Huge congratulations are due to both Sakshi and Ivy, who arrived to UMass in the same PhD cohort. So it’s a special joy to get to make this double announcement. We’re proud of you both: Best of luck in the next phase of your careers!

45 to 60 Year Olds Needed for Paid Study of How Seeing a Speaker Helps with Speech Understanding

Adults between 45 and 60 years of age needed for a paid study being conducted by researchers in the Language, Intersensory Perception, and Speech (LIPS) lab in the department of psychological and brain sciences.

The Audiovisual Synchrony (AVSYNC) study tests how seeing a speaker talk can help aging listeners to continue to effectively understand spoken language.

Participants must be native speakers of American English. They will be paid $10 per hour for participating. The study will require a 2-hour visit and a 3-hour visit to the lab on campus.

The first lab visit includes various computerized tasks that assess hearing, vision, and judgments about what a speaker says. The second visit involves recording the participants’ brain waves with an EEG cap on their head while they watch and listen to a speaker.

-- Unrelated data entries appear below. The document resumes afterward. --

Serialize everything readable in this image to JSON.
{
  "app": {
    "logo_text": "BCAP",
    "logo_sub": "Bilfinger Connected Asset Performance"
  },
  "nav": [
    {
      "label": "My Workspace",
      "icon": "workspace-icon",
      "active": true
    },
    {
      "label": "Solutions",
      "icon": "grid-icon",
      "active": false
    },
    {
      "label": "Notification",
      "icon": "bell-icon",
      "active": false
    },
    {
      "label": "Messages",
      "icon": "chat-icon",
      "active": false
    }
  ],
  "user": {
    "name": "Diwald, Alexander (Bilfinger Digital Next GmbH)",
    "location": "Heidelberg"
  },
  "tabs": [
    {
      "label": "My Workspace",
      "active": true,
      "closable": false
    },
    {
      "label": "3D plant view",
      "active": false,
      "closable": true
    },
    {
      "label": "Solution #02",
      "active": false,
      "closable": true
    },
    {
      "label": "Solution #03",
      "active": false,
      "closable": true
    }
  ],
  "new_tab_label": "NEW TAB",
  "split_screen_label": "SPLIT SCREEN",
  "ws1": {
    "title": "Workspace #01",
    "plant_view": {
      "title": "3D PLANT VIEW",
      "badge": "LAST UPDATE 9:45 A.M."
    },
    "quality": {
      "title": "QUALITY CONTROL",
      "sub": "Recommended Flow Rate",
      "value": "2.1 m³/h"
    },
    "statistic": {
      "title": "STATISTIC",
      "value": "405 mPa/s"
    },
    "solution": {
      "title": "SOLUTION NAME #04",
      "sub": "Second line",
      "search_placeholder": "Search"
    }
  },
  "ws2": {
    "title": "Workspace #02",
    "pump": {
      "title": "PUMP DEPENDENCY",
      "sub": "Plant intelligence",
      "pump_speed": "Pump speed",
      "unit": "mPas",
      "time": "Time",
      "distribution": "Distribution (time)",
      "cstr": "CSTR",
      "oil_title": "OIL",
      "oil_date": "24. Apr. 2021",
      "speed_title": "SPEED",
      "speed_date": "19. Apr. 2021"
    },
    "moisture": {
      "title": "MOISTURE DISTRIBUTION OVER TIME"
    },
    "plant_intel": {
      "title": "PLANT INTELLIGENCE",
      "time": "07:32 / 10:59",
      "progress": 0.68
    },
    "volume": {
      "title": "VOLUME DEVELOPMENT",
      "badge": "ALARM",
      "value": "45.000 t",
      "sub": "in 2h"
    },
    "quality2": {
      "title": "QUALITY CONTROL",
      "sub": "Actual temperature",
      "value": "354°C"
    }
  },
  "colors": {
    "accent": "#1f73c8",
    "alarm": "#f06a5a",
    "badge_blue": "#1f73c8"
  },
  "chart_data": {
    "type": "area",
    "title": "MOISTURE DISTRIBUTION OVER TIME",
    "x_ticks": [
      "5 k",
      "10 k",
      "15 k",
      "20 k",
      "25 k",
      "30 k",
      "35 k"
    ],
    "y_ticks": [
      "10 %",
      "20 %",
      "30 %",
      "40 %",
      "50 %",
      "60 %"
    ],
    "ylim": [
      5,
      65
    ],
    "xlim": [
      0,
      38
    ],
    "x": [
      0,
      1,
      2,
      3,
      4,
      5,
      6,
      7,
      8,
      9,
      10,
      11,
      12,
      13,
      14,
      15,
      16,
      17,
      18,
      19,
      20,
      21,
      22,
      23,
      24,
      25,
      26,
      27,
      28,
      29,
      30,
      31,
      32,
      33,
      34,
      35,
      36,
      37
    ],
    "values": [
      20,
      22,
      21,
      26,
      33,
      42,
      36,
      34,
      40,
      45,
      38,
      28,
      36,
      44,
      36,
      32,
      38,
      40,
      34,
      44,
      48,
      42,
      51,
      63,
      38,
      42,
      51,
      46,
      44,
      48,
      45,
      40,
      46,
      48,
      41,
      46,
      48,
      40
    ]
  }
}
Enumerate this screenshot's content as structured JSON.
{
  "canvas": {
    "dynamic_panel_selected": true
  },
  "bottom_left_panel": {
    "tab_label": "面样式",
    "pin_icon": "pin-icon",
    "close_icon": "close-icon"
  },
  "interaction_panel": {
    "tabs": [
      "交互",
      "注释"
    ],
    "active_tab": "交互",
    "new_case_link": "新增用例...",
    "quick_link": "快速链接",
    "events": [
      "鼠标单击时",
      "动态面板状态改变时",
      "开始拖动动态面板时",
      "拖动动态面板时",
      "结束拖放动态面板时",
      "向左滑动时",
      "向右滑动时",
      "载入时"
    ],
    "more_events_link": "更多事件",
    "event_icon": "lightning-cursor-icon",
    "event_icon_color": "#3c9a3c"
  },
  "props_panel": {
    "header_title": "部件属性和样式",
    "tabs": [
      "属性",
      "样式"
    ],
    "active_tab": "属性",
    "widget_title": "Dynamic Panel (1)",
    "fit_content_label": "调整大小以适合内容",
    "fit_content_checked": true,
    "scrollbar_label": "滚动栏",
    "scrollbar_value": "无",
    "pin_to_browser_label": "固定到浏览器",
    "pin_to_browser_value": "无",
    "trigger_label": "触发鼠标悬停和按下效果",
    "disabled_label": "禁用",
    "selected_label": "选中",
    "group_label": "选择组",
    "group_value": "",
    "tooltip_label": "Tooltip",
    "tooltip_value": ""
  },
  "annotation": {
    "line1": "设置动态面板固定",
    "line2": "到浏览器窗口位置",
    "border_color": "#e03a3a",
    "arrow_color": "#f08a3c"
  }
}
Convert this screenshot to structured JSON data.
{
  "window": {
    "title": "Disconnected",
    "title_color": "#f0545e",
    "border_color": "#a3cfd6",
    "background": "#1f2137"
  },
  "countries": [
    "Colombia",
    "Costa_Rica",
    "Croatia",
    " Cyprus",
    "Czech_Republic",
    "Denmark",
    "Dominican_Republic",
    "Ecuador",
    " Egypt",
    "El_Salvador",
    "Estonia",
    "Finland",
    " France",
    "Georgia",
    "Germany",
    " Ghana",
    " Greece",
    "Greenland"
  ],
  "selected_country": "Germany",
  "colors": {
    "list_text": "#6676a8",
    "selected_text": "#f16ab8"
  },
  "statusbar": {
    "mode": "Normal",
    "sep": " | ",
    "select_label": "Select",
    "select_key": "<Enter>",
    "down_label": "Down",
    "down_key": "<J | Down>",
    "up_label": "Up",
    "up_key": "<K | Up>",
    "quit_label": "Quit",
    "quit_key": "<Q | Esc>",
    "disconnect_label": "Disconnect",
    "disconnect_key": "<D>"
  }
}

If interested, please leave a message at (909) 547-5221 or email lipslab@umass.edu.

Help us recruit paid volunteers who are 45-80 years of age and native speakers of American English by sharing this information with others. You can also like and share our ads on our Facebook page (https://www.facebook.com/umasslipslab/) and/or on our lab’s recruitment page (http://lips.psych.umass.edu/main/participate/).

Tessier talk and book party, Tuesday Feb 18 2:30 N458

Anne-Michelle Tessier, University of British Columbia, will present “Learning morpho-phonology with Gradient Symbolic Representations: Stages and errors in the acquisition of French liaison” at 2:30pm Tuesday February 18 2020, in N458. Abstract

Things will turn decidedly more festive at 3:15, when we will celebrate Anne-Michelle’s book “Phonological Acquisition: Child Language and Constraint-Based Grammar“. Light refreshments will be served, to be followed by dinner at Michael Becker’s house.

 

 

Prickett in Phonology

Brandon Prickett has just published “Learning biases in opaque interactions” in the latest issue of Phonology. Congratulations Brandon!

https://doi.org/10.1017/S0952675719000320

Abstract
This study uses an artificial language learning experiment and computational modelling to test Kiparsky’s claims about Maximal Utilisation and Transparency biases in phonological acquisition. A Maximal Utilisation bias would prefer phonological patterns in which all rules are maximally utilised, and a Transparency bias would prefer patterns that are not opaque. Results from the experiment suggest that these biases affect the learnability of specific parts of a language, with Maximal Utilisation affecting the acquisition of individual rules, and Transparency affecting the acquisition of rule orderings. Two models were used to simulate the experiment: an expectation-driven Harmonic Serialism learner and a sequence-to-sequence neural network. The results from these simulations show that both models’ learning is affected by these biases, suggesting that the biases emerge from the learning process rather than any explicit structure built into the model.